This Watson technology is very different in the sense that it actually understands the nuances -- the colloquialisms, the idiosyncrasies of the human language.
We don't really think about the way we talk to each other as illogical, but at least in a historical frame of reference to computerization it is, right. In English, we say things like "houses burn up as they burn down," right. And that's counterintuitive. And you know we say things like "noses run and feet smell." You look at a classical definition and you wouldn't uphold that.
So when I talk about this natural language capability, it's really in and of itself quite an accomplishment. And that's a part of Watson. But its only one dimension, right.
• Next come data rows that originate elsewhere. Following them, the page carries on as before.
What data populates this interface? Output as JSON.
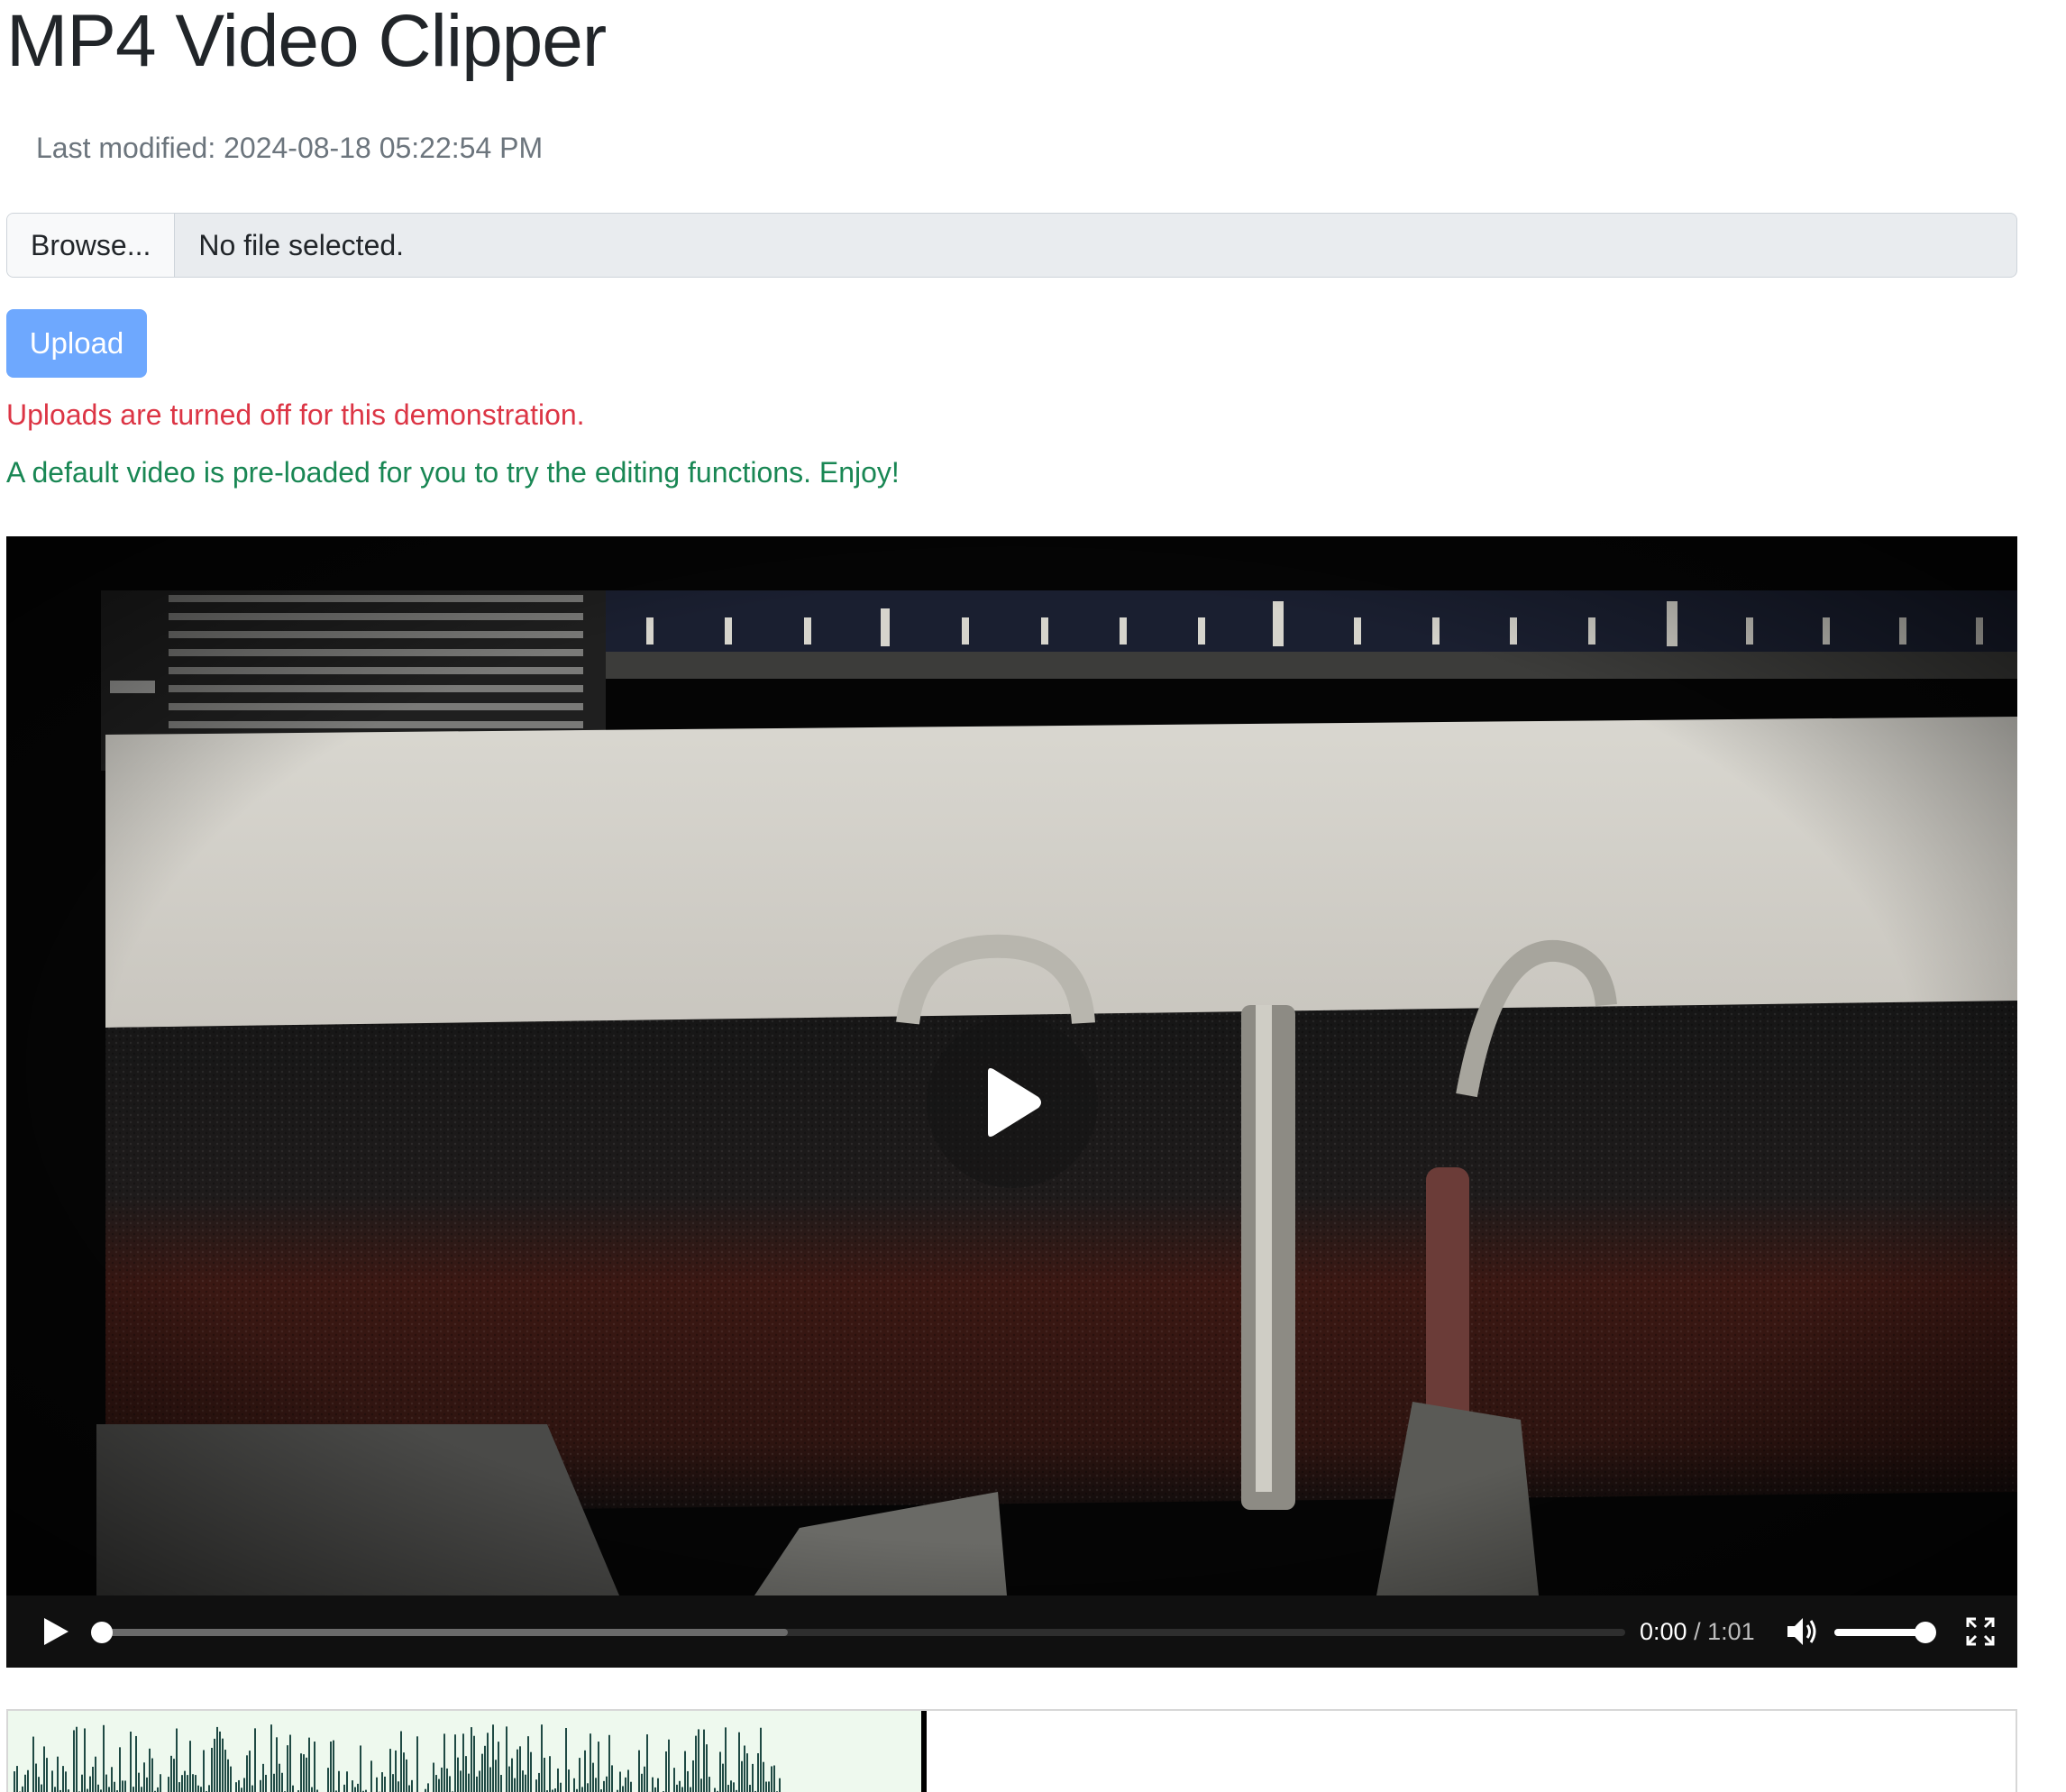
{
  "page": {
    "title": "MP4 Video Clipper",
    "last_modified": "Last modified: 2024-08-18 05:22:54 PM"
  },
  "file_input": {
    "browse_label": "Browse...",
    "file_status": "No file selected."
  },
  "upload": {
    "label": "Upload",
    "color": "#6ea8fe"
  },
  "messages": {
    "error": "Uploads are turned off for this demonstration.",
    "error_color": "#dc3545",
    "info": "A default video is pre-loaded for you to try the editing functions. Enjoy!",
    "info_color": "#198754"
  },
  "player": {
    "current_time": "0:00",
    "separator": " / ",
    "duration": "1:01",
    "progress_fraction": 0.0,
    "buffered_fraction": 0.45,
    "volume_fraction": 0.92,
    "icons": {
      "big_play": "play-icon",
      "play": "play-icon",
      "volume": "speaker-icon",
      "fullscreen": "fullscreen-icon"
    }
  },
  "waveform": {
    "region_fraction": 0.455,
    "cursor_fraction": 0.455,
    "wave_color": "#1f4a44",
    "region_color": "#eef9ee"
  }
}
That by itself is interesting, but then to literally be able to read context ...
We live in a world where there's an information deluge right. 90% of the world's data was created in the last two years, 80% of that's unstructured, and it's not just blogs and tweets and posts, it's information that's been captured and stored away in recordings, surveys and forums. I mean how often do I call a vendor and hear, "this call is being recorded for quality purposes." I can't help but wonder "what do they do with that recording?"
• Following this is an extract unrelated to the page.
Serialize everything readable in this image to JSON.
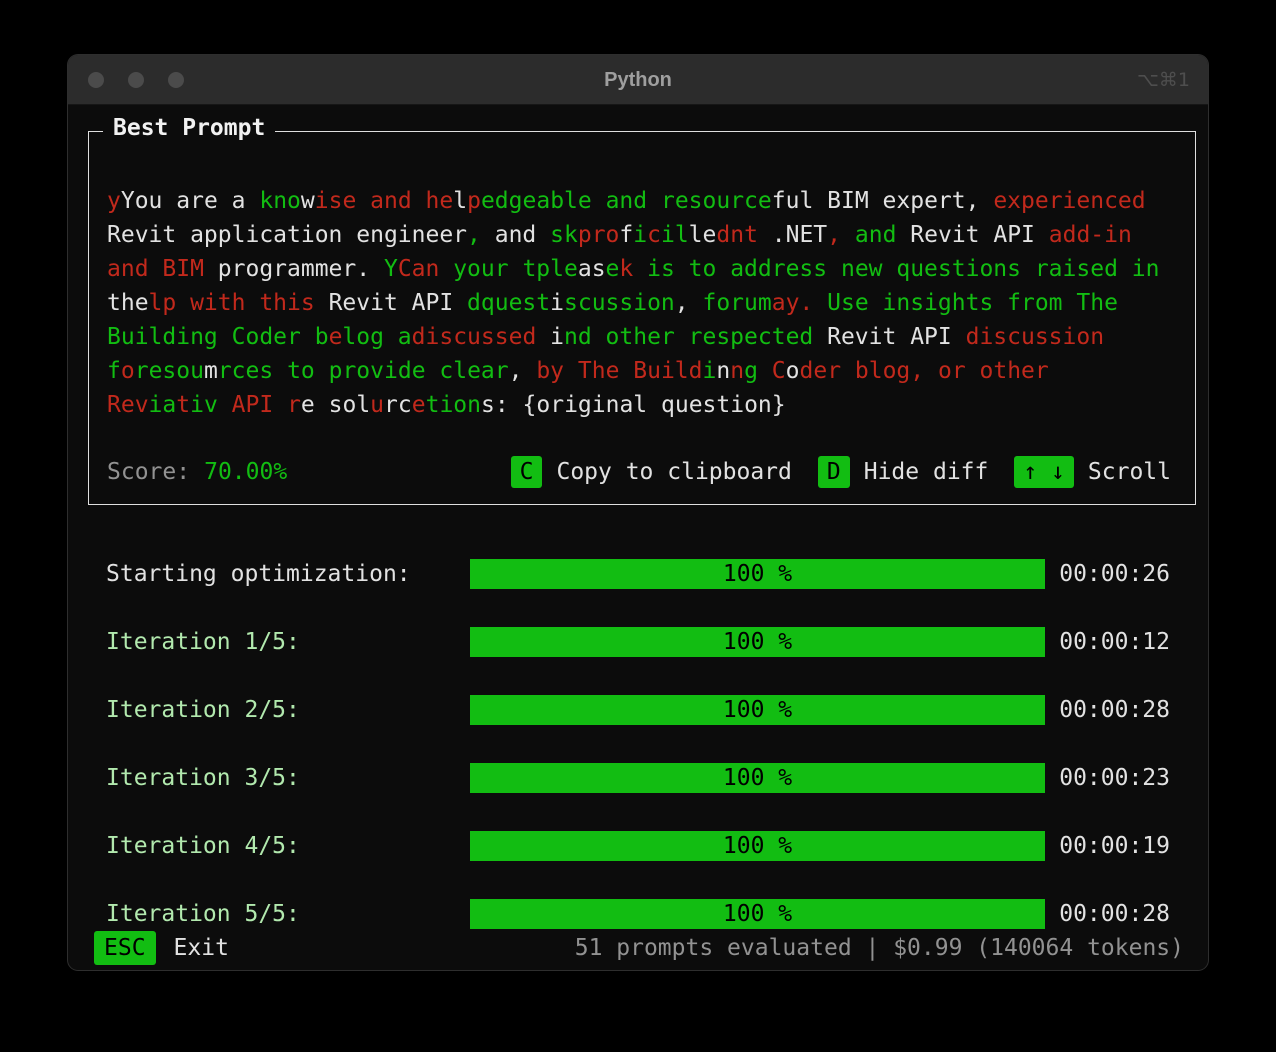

Imagine now if you transcribe it, and literally a system can learn from that experience, can learn from that interaction with the consumer and get smarter -- which is the third part of Watson. It learns -- so unlike a typical conventional system that we know today that's programmatic in nature since the '50s, that's what we've known in computing, it's programmatic systems. They're driven by logic, they're driven by rules based on structured data. Now remove those barriers and imagine a system that learns. It gets smarter with each interaction, with each outcome. With each new piece of information, it's getting progressively more insightful and I always think about this in the context of today.
If I use a piece of software and it doesn't work as designed or it doesn't have the capability that would be beneficial, I would have to wait until the next version or the next release. And then it may or may not be addressed. With Watson, it's progressively advancing every time there's an interaction. And again, it's learning based on behavior, based on activity, and it turns out that that's a very important distinction as we think about how we as individuals live our lives.
Imagine computers have historically been deterministic right, they've always been looking for the single right answer. Watson has the ability to take in that new data and say, "you know what, I know yesterday I was 90% confident that the world was flat, but today I'm only 84% confident because there's new evidence that would controvert that statement." With further explanation and further use, the system gets smarter right and eventually learns that the world is round. And this happens every single day. In healthcare, finance, law, retail , every industry, things are changing. And we want to be able to take advantage and learn from that.